A custody programme which reaches out to young adults in a bid to steer them away from a life of crime and into jobs including football coaching has yielded some impressive results.
There was a positive response from attendees in the custody sector as Inspector Jack Rowlands from the Metropolitan Police Service (MPS) delivered his talk on DIVERT at the Police Federation’s National Custody Seminar at Hinckley, Leicestershire.
DIVERT is an MPS custody programme designed to divert 18-25 years olds away from offending and into employment, development and education. It is currently based in Brixton, Croydon, Wood Green, Stoke Newington, Bethnal Green and Lewisham Police.
Custody Intervention Coaches based directly in stations speak with young adults with the ultimate aim of changing their direction.
Through working with local football clubs - Millwall and Crystal Palace - as well as local businesses including construction companies, some have gone on to completing football coaching courses and have been trained to work within the construction industry.
Between its launch in 2015 and October 2018 more than 320 people have gone through the programme - 150 of which are now employed, with another 100 in training and development for work.
Only 7% out of the 320 have reoffended.
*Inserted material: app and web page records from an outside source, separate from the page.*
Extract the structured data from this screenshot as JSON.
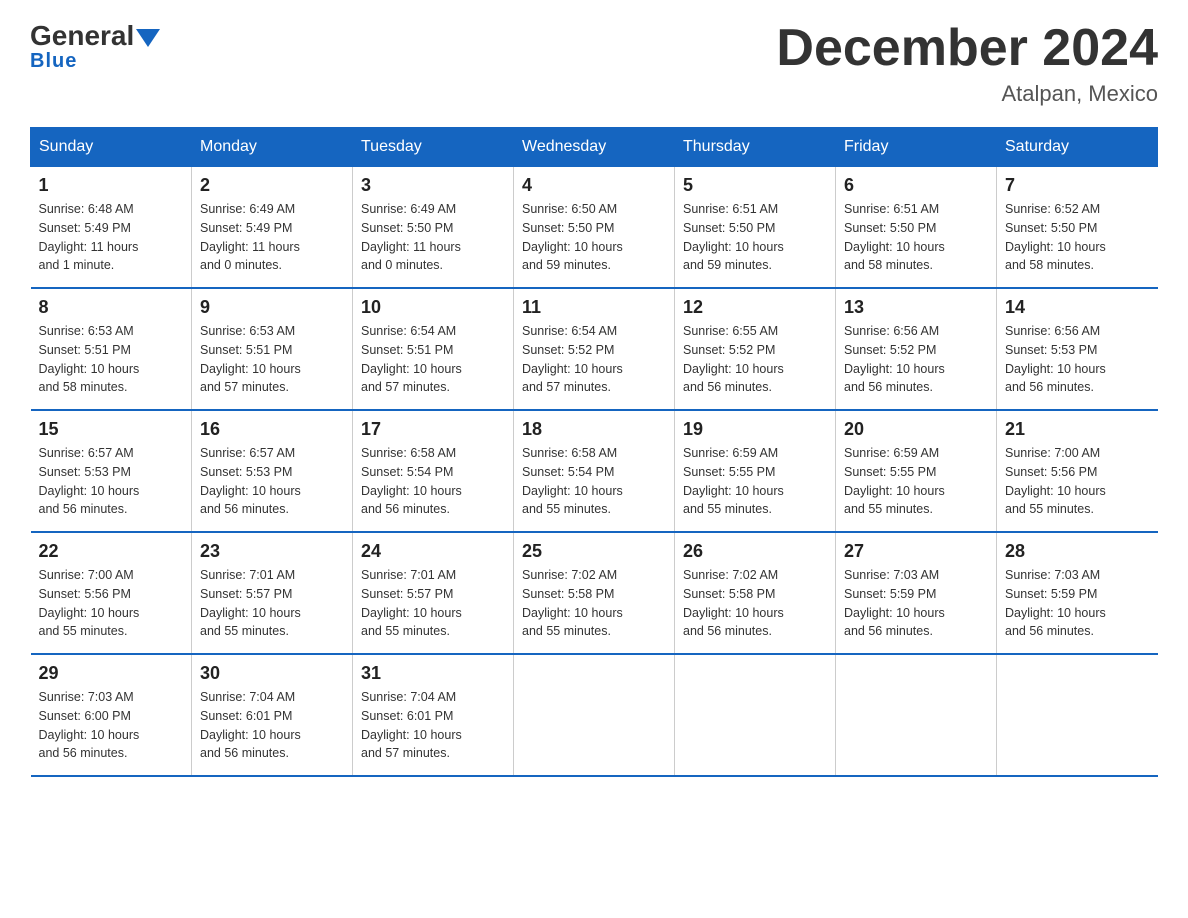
{
  "logo": {
    "general": "General",
    "blue": "Blue",
    "subtitle": "Blue"
  },
  "header": {
    "title": "December 2024",
    "location": "Atalpan, Mexico"
  },
  "days_of_week": [
    "Sunday",
    "Monday",
    "Tuesday",
    "Wednesday",
    "Thursday",
    "Friday",
    "Saturday"
  ],
  "weeks": [
    [
      {
        "day": "1",
        "sunrise": "6:48 AM",
        "sunset": "5:49 PM",
        "daylight": "11 hours and 1 minute."
      },
      {
        "day": "2",
        "sunrise": "6:49 AM",
        "sunset": "5:49 PM",
        "daylight": "11 hours and 0 minutes."
      },
      {
        "day": "3",
        "sunrise": "6:49 AM",
        "sunset": "5:50 PM",
        "daylight": "11 hours and 0 minutes."
      },
      {
        "day": "4",
        "sunrise": "6:50 AM",
        "sunset": "5:50 PM",
        "daylight": "10 hours and 59 minutes."
      },
      {
        "day": "5",
        "sunrise": "6:51 AM",
        "sunset": "5:50 PM",
        "daylight": "10 hours and 59 minutes."
      },
      {
        "day": "6",
        "sunrise": "6:51 AM",
        "sunset": "5:50 PM",
        "daylight": "10 hours and 58 minutes."
      },
      {
        "day": "7",
        "sunrise": "6:52 AM",
        "sunset": "5:50 PM",
        "daylight": "10 hours and 58 minutes."
      }
    ],
    [
      {
        "day": "8",
        "sunrise": "6:53 AM",
        "sunset": "5:51 PM",
        "daylight": "10 hours and 58 minutes."
      },
      {
        "day": "9",
        "sunrise": "6:53 AM",
        "sunset": "5:51 PM",
        "daylight": "10 hours and 57 minutes."
      },
      {
        "day": "10",
        "sunrise": "6:54 AM",
        "sunset": "5:51 PM",
        "daylight": "10 hours and 57 minutes."
      },
      {
        "day": "11",
        "sunrise": "6:54 AM",
        "sunset": "5:52 PM",
        "daylight": "10 hours and 57 minutes."
      },
      {
        "day": "12",
        "sunrise": "6:55 AM",
        "sunset": "5:52 PM",
        "daylight": "10 hours and 56 minutes."
      },
      {
        "day": "13",
        "sunrise": "6:56 AM",
        "sunset": "5:52 PM",
        "daylight": "10 hours and 56 minutes."
      },
      {
        "day": "14",
        "sunrise": "6:56 AM",
        "sunset": "5:53 PM",
        "daylight": "10 hours and 56 minutes."
      }
    ],
    [
      {
        "day": "15",
        "sunrise": "6:57 AM",
        "sunset": "5:53 PM",
        "daylight": "10 hours and 56 minutes."
      },
      {
        "day": "16",
        "sunrise": "6:57 AM",
        "sunset": "5:53 PM",
        "daylight": "10 hours and 56 minutes."
      },
      {
        "day": "17",
        "sunrise": "6:58 AM",
        "sunset": "5:54 PM",
        "daylight": "10 hours and 56 minutes."
      },
      {
        "day": "18",
        "sunrise": "6:58 AM",
        "sunset": "5:54 PM",
        "daylight": "10 hours and 55 minutes."
      },
      {
        "day": "19",
        "sunrise": "6:59 AM",
        "sunset": "5:55 PM",
        "daylight": "10 hours and 55 minutes."
      },
      {
        "day": "20",
        "sunrise": "6:59 AM",
        "sunset": "5:55 PM",
        "daylight": "10 hours and 55 minutes."
      },
      {
        "day": "21",
        "sunrise": "7:00 AM",
        "sunset": "5:56 PM",
        "daylight": "10 hours and 55 minutes."
      }
    ],
    [
      {
        "day": "22",
        "sunrise": "7:00 AM",
        "sunset": "5:56 PM",
        "daylight": "10 hours and 55 minutes."
      },
      {
        "day": "23",
        "sunrise": "7:01 AM",
        "sunset": "5:57 PM",
        "daylight": "10 hours and 55 minutes."
      },
      {
        "day": "24",
        "sunrise": "7:01 AM",
        "sunset": "5:57 PM",
        "daylight": "10 hours and 55 minutes."
      },
      {
        "day": "25",
        "sunrise": "7:02 AM",
        "sunset": "5:58 PM",
        "daylight": "10 hours and 55 minutes."
      },
      {
        "day": "26",
        "sunrise": "7:02 AM",
        "sunset": "5:58 PM",
        "daylight": "10 hours and 56 minutes."
      },
      {
        "day": "27",
        "sunrise": "7:03 AM",
        "sunset": "5:59 PM",
        "daylight": "10 hours and 56 minutes."
      },
      {
        "day": "28",
        "sunrise": "7:03 AM",
        "sunset": "5:59 PM",
        "daylight": "10 hours and 56 minutes."
      }
    ],
    [
      {
        "day": "29",
        "sunrise": "7:03 AM",
        "sunset": "6:00 PM",
        "daylight": "10 hours and 56 minutes."
      },
      {
        "day": "30",
        "sunrise": "7:04 AM",
        "sunset": "6:01 PM",
        "daylight": "10 hours and 56 minutes."
      },
      {
        "day": "31",
        "sunrise": "7:04 AM",
        "sunset": "6:01 PM",
        "daylight": "10 hours and 57 minutes."
      },
      null,
      null,
      null,
      null
    ]
  ],
  "labels": {
    "sunrise": "Sunrise:",
    "sunset": "Sunset:",
    "daylight": "Daylight:"
  }
}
Over 60% of those spoken with were either arrested for possession of weapons, drugs of violent crime.
Since October, coaches have worked with around 550 people - over 300 have been given guidance, 157 are in training and development with 57 in employment.
Insp Rowlands said: “This is what we’re really proud of. We’re proud of our outcomes – I personally see a complete change in people’s demeanours.”
Its success has resulted in it being rolled out across other forces. From January 2020, Thames Valley Police, South Yorkshire Police, Lancashire and Nottinghamshire Police will be joining the scheme.
And as the scheme has strong ties with tackling county lines operations on top of quelling serious violent crime, it is hoped when more forces are on board it will improve cross-border working in order to more effectively do so.
In April 2019, DIVERTYouth was launched to help 10-17 year olds that come into Brixton Custody by connecting the appropriate adult and young person to an on call youth worker who then meets them as soon as they leave; reconnecting them into education.
Insp Rowlands says they have since been working closely with MOPAC and have started an evaluation with the College of Policing to provide an evidence base to influence the Home Office for future funding.
He added: “We’ve had continuous support from the commissioner and the former Home Secretary who spent a two-hour visit with us, taking time to talk to people on the programme, the coaches and with colleagues about the value of DIVERT – how it prevents serious violence and how we can use custody as a teachable moment to get people away from this lifestyle.”
When asked what advice he would give to other forces considering taking on a similar project, he said: “It’s just about doing it – just get cracking and before you know it you’ll be delivering outcomes – and it doesn’t necessarily need to be in custody, it can be out on the street, it can be in any other environment. I think the key advice I would give is identify the people in your workforce that want to do this and identify the organisations that have the right provisions and outcomes as well as understanding policing culture.”